Data shown Block Start
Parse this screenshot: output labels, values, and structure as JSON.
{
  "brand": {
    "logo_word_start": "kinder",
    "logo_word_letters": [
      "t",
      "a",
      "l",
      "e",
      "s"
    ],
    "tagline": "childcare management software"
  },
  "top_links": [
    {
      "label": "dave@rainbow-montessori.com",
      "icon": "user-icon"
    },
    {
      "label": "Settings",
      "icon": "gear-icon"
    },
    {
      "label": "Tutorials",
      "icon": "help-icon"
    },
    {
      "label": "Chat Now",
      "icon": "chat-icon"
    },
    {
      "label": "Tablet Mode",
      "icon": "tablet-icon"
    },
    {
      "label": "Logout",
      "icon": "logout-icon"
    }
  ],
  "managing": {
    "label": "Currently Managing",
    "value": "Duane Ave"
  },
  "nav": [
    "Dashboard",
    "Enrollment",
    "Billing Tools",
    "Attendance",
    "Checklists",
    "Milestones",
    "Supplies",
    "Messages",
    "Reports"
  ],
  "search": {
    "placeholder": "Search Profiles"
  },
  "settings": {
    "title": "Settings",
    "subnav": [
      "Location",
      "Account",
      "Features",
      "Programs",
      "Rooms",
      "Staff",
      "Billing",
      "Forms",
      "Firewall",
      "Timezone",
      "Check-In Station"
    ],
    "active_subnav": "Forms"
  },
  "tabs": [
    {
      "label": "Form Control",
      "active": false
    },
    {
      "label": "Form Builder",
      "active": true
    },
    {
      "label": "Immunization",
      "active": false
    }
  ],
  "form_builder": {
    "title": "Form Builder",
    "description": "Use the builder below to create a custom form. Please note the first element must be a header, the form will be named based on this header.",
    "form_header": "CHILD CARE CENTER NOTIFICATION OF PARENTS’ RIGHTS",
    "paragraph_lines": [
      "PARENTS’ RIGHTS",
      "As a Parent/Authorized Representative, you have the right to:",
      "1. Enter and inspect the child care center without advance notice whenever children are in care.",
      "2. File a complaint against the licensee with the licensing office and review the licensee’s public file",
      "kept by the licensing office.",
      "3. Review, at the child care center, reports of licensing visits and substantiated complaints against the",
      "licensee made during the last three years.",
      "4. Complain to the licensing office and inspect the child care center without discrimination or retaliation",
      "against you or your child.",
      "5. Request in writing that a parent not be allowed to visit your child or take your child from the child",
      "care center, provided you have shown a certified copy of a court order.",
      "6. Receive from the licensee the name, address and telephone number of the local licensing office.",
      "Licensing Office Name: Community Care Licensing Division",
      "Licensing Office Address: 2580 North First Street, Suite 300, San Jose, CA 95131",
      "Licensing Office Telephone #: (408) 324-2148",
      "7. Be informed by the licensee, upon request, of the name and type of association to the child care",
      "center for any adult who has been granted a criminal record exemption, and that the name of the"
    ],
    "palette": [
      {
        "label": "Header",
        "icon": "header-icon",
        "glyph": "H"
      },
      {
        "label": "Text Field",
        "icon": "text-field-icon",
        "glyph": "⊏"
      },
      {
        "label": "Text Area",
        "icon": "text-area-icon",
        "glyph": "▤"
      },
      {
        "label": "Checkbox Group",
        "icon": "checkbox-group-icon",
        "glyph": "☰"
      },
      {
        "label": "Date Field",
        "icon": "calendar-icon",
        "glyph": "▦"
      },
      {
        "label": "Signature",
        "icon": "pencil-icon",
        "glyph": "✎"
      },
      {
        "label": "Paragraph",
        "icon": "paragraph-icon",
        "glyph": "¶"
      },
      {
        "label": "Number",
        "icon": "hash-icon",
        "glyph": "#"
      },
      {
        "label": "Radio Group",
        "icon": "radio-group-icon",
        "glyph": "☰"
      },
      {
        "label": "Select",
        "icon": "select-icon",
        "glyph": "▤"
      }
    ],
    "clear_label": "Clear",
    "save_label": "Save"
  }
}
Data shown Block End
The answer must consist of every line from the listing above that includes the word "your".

> _Solution below_
      "against you or your child.",
      "5. Request in writing that a parent not be allowed to visit your child or take your child from the child",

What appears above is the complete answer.